‘Look Who’s Talking’ December 7, 2013Posted by IaninSheffield in Teaching Idea.
Tags: achievement, assessment, badges, podcast
This academic year an idea I had was introduced into our Enrichment programme. It’s an additional slot in our Y12 curriculum which provides an opportunity to explore an optional area of interest beyond the formal curriculum and extend your skills and expertise. At the core of my project, students produce podcasts centred on interviews with other people; their peers, other members of the school community, visitors to school and hopefully people from the wider world. There are two sides to this, the intention being that the students will develop technical skills in the creation of the podcasts and the blog posts through which they’re published, and soft skills surrounding the art of interviewing.

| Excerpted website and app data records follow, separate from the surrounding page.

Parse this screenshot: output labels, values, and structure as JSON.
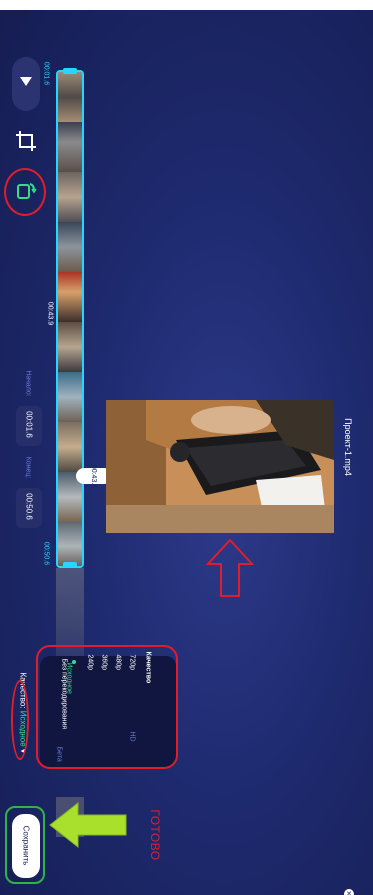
{
  "file_name": "Проект-1.mp4",
  "toolbar": {
    "dropdown_icon": "triangle-down-icon",
    "crop_icon": "crop-icon",
    "rotate_icon": "rotate-icon"
  },
  "timeline": {
    "start_marker": "00:01.6",
    "middle_marker": "00:43.9",
    "end_marker": "00:50.6",
    "playhead": "00:43.6"
  },
  "trim": {
    "start_label": "Начало:",
    "start_value": "00:01.6",
    "end_label": "Конец:",
    "end_value": "00:50.6"
  },
  "quality_menu": {
    "title": "Качество",
    "options": [
      {
        "label": "720p",
        "badge": "HD"
      },
      {
        "label": "480p",
        "badge": ""
      },
      {
        "label": "360p",
        "badge": ""
      },
      {
        "label": "240p",
        "badge": ""
      },
      {
        "label": "Исходное",
        "badge": "",
        "selected": true
      },
      {
        "label": "Без перекодирования",
        "badge": "Бета"
      }
    ]
  },
  "quality_selector": {
    "prefix": "Качество:",
    "value": "Исходное"
  },
  "save_button": "Сохранить",
  "annotation_text": "ГОТОВО",
  "close_icon": "close-icon",
  "colors": {
    "accent_cyan": "#27d6ff",
    "accent_green": "#2ee08a",
    "annotation_red": "#e21d2b",
    "annotation_green": "#2fb24a",
    "background": "#1e2a6e"
  }
}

As we near the end of the first term, we’ve explored different areas and created several podcasts under the name the group chose – ‘Look Who’s Talking‘ (perhaps I should be blogging our progress?). During a recent session however, I turned the microphone around and asked them a few questions.
I was interested in how we measure and record progress and achievement and how individuals publish that to the outside world. At age 16, is a bunch of categoric grades on a limited scale a good enough reflection of what we’re worth? Here are the slides which acted as prompts during the discussion, and here’s what the students thought:
It was my hope that we’d cover areas in which technology can provide a lead like Open Badges and e-portfolios, two areas in which I have an interest, but although we didn’t get that far, we did cover:
- Critiquing the progress tracking sheet I used to record the activities they’d undertaken.
- Monitoring sheets which provide a snapshot of current performance, but lack depth
- Annual reports which provide deeper comment, although they have flaws and still fail to provide a full picture and constructive criticism
- Audiences beyond school like potential employers, wider family circle, admissions tutors.
- The three elements which make up the information provided: grades (and how the tests that produce them have limitations), effort and progress.
- We need to be able to provide evidence of our experiences and skills.
- Other mechanisms for recognising achievement or capability (in music, sport etc), Which also come with their advantages and disadvantages. Credibility, currency, validity and the capability to discriminate.
I guess where I wanted to go was, would Open Badges be seen as a useful way of credentialing their participation in the Enrichment programme. Would they have value for them in this programme or other areas which have no formal mechanism through which participation and achievements are recorded and published. But in trying to set the scene by talking about the systems we currently have, unfortunately I clearly tried to cover too much ground. So to move us forward, rather than me outlining what these systems might offer, perhaps the team could interview someone else and find out for themselves? Hmmmm….